=== Begin Enclosure ===

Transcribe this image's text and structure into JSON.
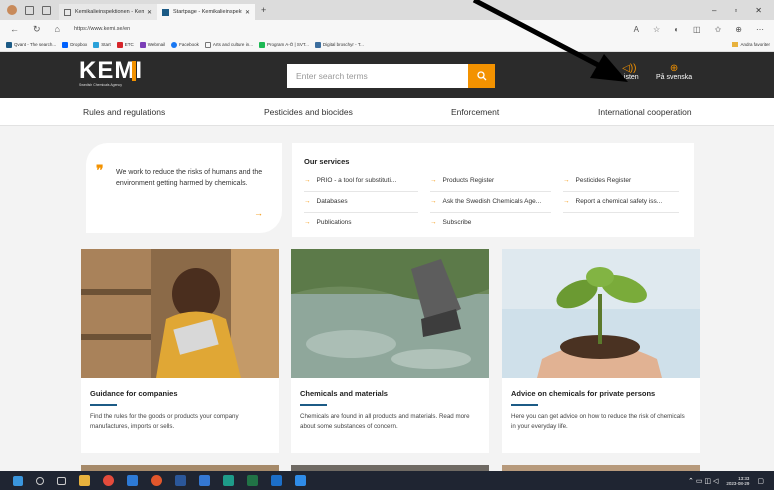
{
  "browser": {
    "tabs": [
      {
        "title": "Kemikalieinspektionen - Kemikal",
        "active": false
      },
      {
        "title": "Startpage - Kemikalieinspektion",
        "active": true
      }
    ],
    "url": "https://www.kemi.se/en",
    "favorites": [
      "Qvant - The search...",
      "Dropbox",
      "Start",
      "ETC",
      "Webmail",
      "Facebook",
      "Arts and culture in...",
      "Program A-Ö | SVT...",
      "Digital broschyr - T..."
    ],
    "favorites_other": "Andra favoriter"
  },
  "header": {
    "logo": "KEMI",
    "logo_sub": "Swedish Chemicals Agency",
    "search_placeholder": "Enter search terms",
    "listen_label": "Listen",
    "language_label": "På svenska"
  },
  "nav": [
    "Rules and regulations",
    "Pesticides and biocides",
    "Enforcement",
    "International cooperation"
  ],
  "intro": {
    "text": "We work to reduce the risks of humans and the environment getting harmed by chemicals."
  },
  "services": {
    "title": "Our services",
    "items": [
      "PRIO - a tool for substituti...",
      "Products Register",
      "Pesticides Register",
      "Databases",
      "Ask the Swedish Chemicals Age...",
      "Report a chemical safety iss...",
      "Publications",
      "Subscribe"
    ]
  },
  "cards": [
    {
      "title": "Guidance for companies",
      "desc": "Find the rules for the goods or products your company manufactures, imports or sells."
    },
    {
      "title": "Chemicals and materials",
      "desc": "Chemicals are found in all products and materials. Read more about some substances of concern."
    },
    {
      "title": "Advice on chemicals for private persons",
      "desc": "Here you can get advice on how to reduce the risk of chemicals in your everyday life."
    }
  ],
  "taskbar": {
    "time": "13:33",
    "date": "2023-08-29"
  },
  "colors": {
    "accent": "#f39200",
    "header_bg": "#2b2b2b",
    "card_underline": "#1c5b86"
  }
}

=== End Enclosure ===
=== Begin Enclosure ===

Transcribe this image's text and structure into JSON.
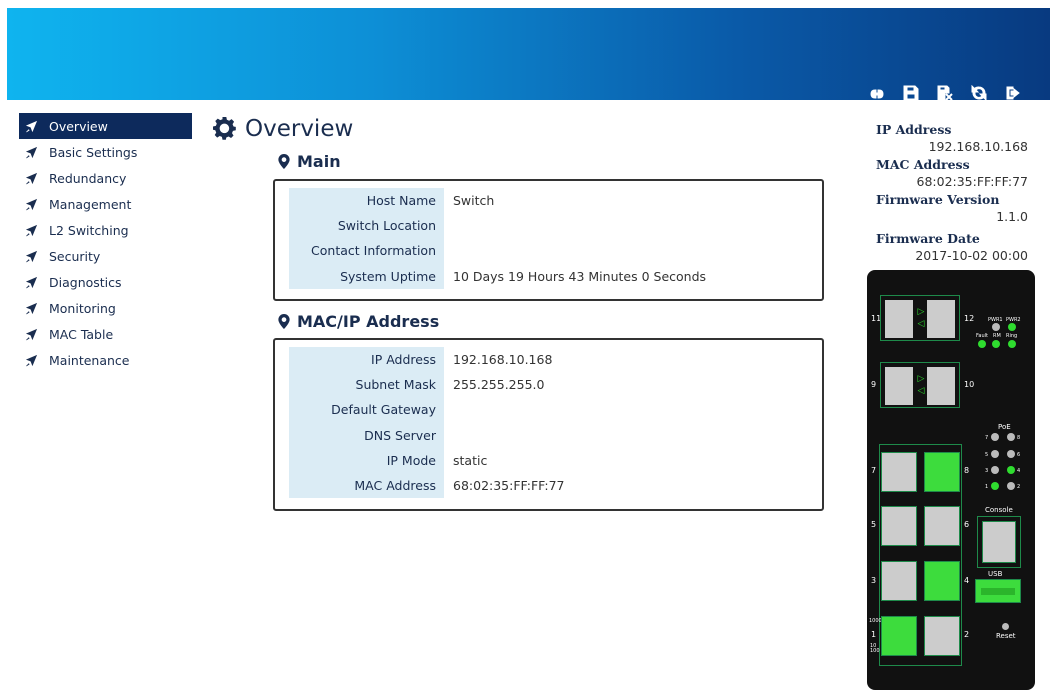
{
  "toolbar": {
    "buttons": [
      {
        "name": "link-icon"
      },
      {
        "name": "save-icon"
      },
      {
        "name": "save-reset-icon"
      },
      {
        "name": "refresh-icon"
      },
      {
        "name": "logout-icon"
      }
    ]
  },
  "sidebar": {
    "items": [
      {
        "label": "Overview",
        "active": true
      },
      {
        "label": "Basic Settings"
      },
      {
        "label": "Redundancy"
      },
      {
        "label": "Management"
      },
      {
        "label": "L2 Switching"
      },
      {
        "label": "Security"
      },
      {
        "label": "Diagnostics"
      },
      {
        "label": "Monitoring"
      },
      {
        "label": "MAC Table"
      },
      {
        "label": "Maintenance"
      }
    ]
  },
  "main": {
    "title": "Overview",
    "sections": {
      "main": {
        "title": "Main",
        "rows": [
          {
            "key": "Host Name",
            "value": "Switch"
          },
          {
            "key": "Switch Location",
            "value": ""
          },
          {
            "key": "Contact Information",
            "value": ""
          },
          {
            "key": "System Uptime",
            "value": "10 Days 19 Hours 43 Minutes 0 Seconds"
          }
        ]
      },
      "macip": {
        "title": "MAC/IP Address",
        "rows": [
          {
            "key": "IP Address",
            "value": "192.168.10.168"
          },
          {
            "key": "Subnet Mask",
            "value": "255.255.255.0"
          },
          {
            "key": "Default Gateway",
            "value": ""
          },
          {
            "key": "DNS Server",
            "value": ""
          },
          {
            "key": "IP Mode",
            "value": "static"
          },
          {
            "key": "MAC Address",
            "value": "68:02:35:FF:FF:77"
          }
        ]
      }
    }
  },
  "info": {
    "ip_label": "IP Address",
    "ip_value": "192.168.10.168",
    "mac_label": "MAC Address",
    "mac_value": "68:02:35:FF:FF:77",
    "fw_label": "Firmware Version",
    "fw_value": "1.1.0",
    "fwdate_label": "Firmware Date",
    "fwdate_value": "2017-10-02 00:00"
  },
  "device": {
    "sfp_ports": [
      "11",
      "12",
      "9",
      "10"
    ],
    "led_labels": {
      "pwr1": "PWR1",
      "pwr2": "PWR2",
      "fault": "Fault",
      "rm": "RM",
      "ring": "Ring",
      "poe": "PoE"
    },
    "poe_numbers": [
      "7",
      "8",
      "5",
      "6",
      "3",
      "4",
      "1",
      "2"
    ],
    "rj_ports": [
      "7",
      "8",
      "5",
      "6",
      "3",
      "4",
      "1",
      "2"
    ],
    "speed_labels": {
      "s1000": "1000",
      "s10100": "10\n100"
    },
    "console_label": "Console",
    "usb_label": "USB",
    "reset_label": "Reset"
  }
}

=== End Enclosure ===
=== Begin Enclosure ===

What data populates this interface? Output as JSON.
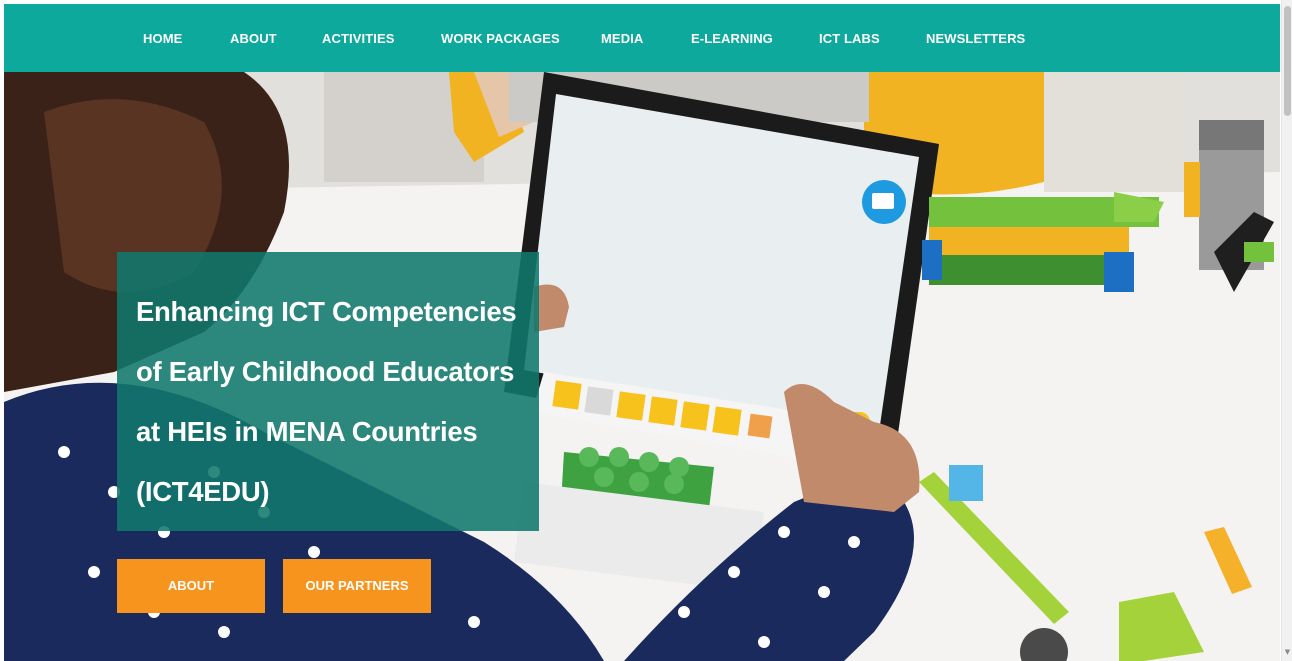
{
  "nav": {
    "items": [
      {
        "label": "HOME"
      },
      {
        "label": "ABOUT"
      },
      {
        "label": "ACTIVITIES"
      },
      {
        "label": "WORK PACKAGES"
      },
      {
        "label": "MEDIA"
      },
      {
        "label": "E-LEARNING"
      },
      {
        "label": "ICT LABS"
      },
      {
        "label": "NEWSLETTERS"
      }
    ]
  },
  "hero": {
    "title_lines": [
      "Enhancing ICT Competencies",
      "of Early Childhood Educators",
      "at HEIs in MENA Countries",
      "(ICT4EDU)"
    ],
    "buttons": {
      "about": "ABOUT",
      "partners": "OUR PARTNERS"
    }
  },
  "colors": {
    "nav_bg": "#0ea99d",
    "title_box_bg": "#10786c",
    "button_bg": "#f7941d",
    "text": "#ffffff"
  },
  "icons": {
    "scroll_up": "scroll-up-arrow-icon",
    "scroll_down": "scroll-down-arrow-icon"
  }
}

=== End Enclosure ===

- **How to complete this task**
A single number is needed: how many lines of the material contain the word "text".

- **Result for this task**
4